WORK ORDER:
Write the entries out in full, matching them exactly.

****************

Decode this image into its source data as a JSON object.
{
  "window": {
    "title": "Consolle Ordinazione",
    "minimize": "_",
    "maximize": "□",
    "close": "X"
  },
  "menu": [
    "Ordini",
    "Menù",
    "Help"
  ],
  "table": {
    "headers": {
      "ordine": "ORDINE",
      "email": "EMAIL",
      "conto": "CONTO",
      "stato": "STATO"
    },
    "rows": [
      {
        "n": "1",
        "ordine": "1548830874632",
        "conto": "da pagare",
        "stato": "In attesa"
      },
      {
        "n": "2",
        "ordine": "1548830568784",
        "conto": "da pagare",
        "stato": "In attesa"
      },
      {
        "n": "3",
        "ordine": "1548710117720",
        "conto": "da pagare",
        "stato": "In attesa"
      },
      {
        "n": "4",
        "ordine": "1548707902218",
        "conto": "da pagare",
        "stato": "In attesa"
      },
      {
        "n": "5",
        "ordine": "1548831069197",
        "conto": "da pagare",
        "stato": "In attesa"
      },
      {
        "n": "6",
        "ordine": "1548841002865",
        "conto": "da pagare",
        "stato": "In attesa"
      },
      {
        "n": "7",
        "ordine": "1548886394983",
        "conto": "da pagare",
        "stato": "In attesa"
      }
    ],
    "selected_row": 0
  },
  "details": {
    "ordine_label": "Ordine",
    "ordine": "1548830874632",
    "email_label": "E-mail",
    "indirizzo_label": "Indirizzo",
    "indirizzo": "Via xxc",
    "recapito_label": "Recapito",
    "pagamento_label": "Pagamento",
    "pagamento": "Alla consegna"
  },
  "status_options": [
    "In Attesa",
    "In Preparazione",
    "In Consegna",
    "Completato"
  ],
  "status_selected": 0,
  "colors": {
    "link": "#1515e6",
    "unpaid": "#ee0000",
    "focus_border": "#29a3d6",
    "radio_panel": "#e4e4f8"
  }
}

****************

WRITTEN SOLUTION:
Decode this image into its source data as a JSON object.
{
  "window": {
    "title": "Consolle Ordinazione",
    "minimize": "_",
    "maximize": "□",
    "close": "X"
  },
  "menu": [
    "Ordini",
    "Menù",
    "Help"
  ],
  "table": {
    "headers": {
      "ordine": "ORDINE",
      "email": "EMAIL",
      "conto": "CONTO",
      "stato": "STATO"
    },
    "rows": [
      {
        "n": "1",
        "ordine": "1548830874632",
        "conto": "da pagare",
        "stato": "In attesa"
      },
      {
        "n": "2",
        "ordine": "1548830568784",
        "conto": "da pagare",
        "stato": "In attesa"
      },
      {
        "n": "3",
        "ordine": "1548710117720",
        "conto": "da pagare",
        "stato": "In attesa"
      },
      {
        "n": "4",
        "ordine": "1548707902218",
        "conto": "da pagare",
        "stato": "In attesa"
      },
      {
        "n": "5",
        "ordine": "1548831069197",
        "conto": "da pagare",
        "stato": "In attesa"
      },
      {
        "n": "6",
        "ordine": "1548841002865",
        "conto": "da pagare",
        "stato": "In attesa"
      },
      {
        "n": "7",
        "ordine": "1548886394983",
        "conto": "da pagare",
        "stato": "In attesa"
      }
    ],
    "selected_row": 0
  },
  "details": {
    "ordine_label": "Ordine",
    "ordine": "1548830874632",
    "email_label": "E-mail",
    "indirizzo_label": "Indirizzo",
    "indirizzo": "Via xxc",
    "recapito_label": "Recapito",
    "pagamento_label": "Pagamento",
    "pagamento": "Alla consegna"
  },
  "status_options": [
    "In Attesa",
    "In Preparazione",
    "In Consegna",
    "Completato"
  ],
  "status_selected": 0,
  "colors": {
    "link": "#1515e6",
    "unpaid": "#ee0000",
    "focus_border": "#29a3d6",
    "radio_panel": "#e4e4f8"
  }
}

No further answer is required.